Inside, several teachers are flying around, helping me set up, shouting out questions like "Where does the candelabra go?" and "What should I do with the dragon hourglass?" Scratching my head and feeling a bit of ice in the bottom of my stomach, I clarify, "We start at 1:30…right?"

"No, we have to start by 1:15 at the latest." EeeeeeeeYaaaaaaaahhh!!!

And so began a comedy of errors. Allow me to list the things that went wrong. Now remember, this is all in one (one hour) performance:

1. My opening English accent joke (that usually gets a roar), goes right over their heads. Whoosh. I deliver the punchline and get…chirp, chirp, chirp.

2. I usually pick a kid to hit the space bar on my laptop during the powerpoint portion of my show.
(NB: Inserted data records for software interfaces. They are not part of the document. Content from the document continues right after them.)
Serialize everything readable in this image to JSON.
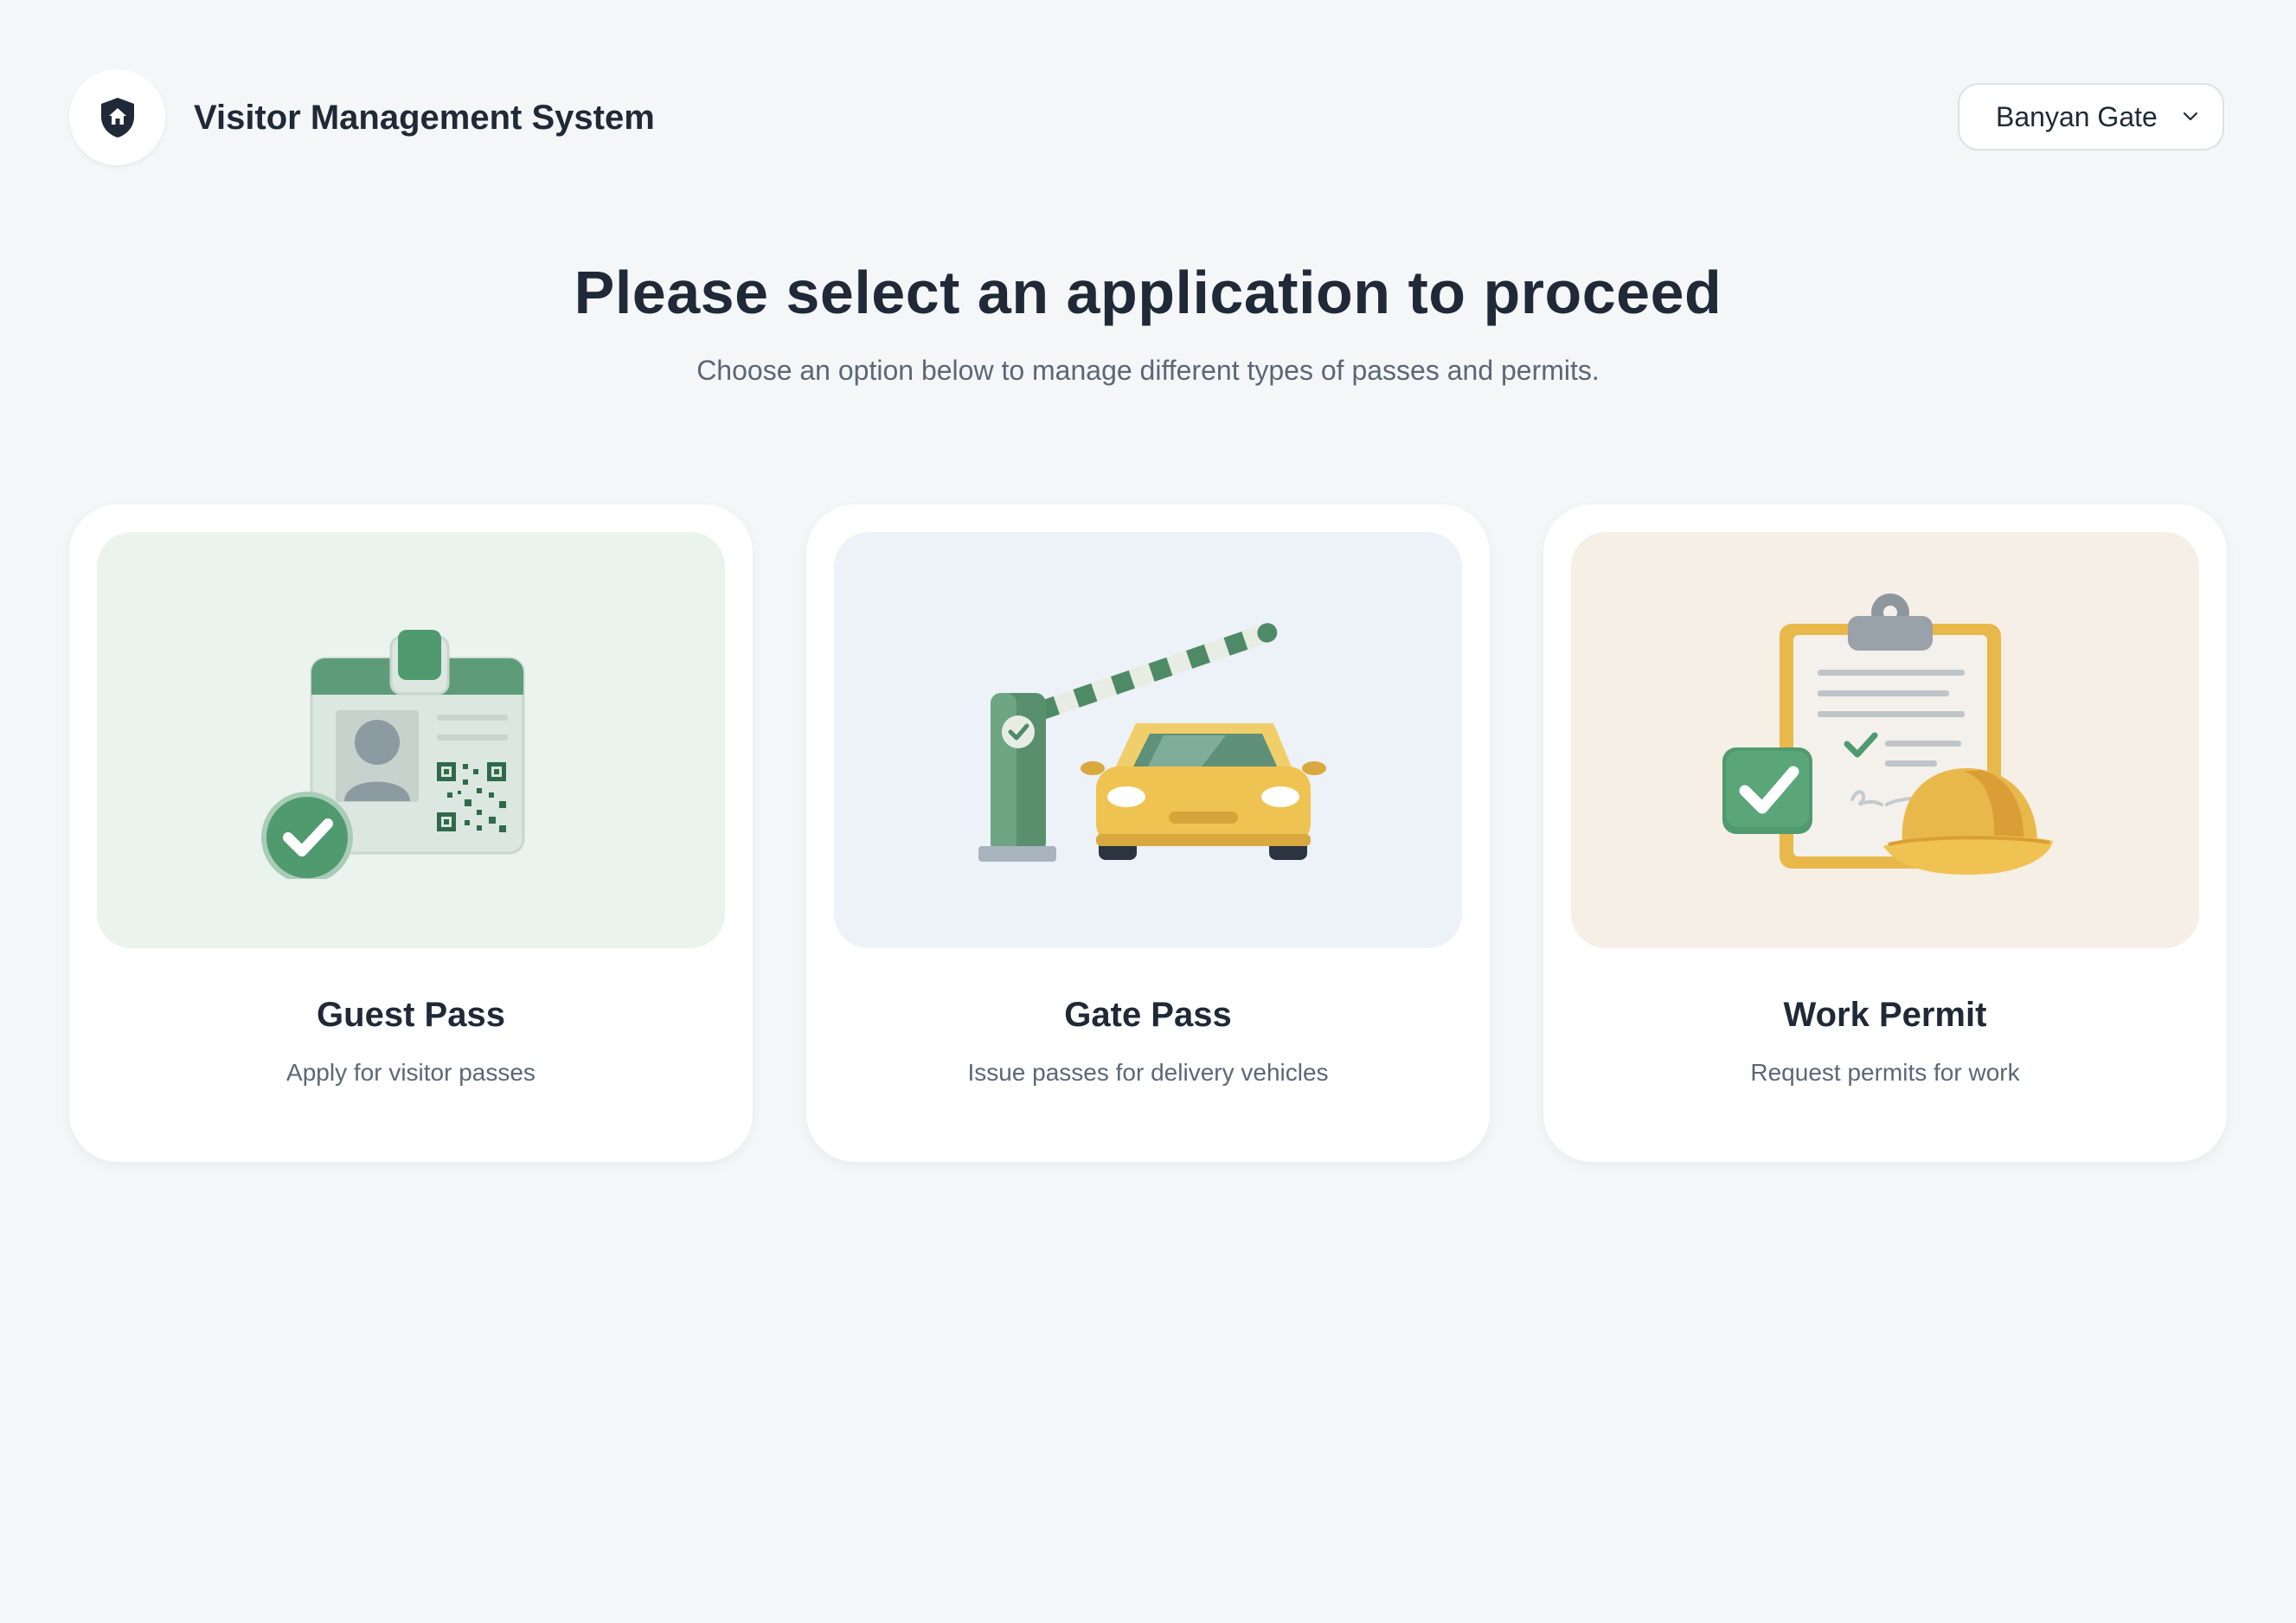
{
  "header": {
    "app_title": "Visitor Management System",
    "logo_icon": "shield-home-icon",
    "location_selected": "Banyan Gate"
  },
  "main": {
    "heading": "Please select an application to proceed",
    "subheading": "Choose an option below to manage different types of passes and permits."
  },
  "cards": [
    {
      "title": "Guest Pass",
      "description": "Apply for visitor passes",
      "icon": "id-badge-icon",
      "bg": "#eaf3ee"
    },
    {
      "title": "Gate Pass",
      "description": "Issue passes for delivery vehicles",
      "icon": "gate-barrier-car-icon",
      "bg": "#edf1f8"
    },
    {
      "title": "Work Permit",
      "description": "Request permits for work",
      "icon": "clipboard-hardhat-icon",
      "bg": "#f6efe6"
    }
  ],
  "colors": {
    "background": "#f4f6f8",
    "text_primary": "#1f2937",
    "text_secondary": "#5b6775",
    "accent_green": "#4f9a6e",
    "accent_yellow": "#e9b84a"
  }
}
Usually this works out well…but not this time. The kid I chose was way too busy talking to a friend to hit the slides when I asked, so half the show I'd look up and see I was 1-2 slides behind. DOH!

3. I mic my sound system for the Door Within Promo video, but it's an old school. So when the kickin' guitar riffs and thumping bass beat come in--it sounds like a cross between a terrorist attack and a giant who had a bean and beef burrito about an hour back.

4. Half way through my sneak preview reading of Falon's Stair, the forty foot faux castle wall unhooks itself from the stage and begins to do its impression of the Berlin Wall. Down it went. But on with the show.

5. At some point during the performance (I think after the first 10 minutes), several of the sixth grade teachers decide that they should have some extra planning time. So they leave their kids and the auditorium. Now 6th graders are wonderful kids--and this school has a really nice bunch. Buuuutttt...leave them on their own? So it has now become me and the six or seven teachers remaining to handle crowd control. That puts it at about 31 kids for every adult. was a good thing I brought my broadsword.

6. And then, the worst of it all {for me} came during the signing portion. A sixth grader comes up. I glance, see the long hair, the earring, the smile. "Greetings M'lady," I say. "What can I do for you."
"Uh…I'm a guy," he replies. Immediately, I break into damage control. "I'm SO sorry. Mannn, see I have long hair too. If it wasn't for the goatee, people'd make the same mistake with me. Blah, blah, blah." OHHHHggghhhh. I'm an idiot. The kid is like, "No problem. I'm not worried about it." But I know…I've just crushed this young man's spirit. I quickly scan the auditorium for an escape route, a rock to hide under, or a grenade launcher to eat. No such luck. I must endure.

And so ends one of those days...

What are your experiences at signings? For authors--ever had a bad one? Readers: what do you like not like about them? Anyone you've seen who was good?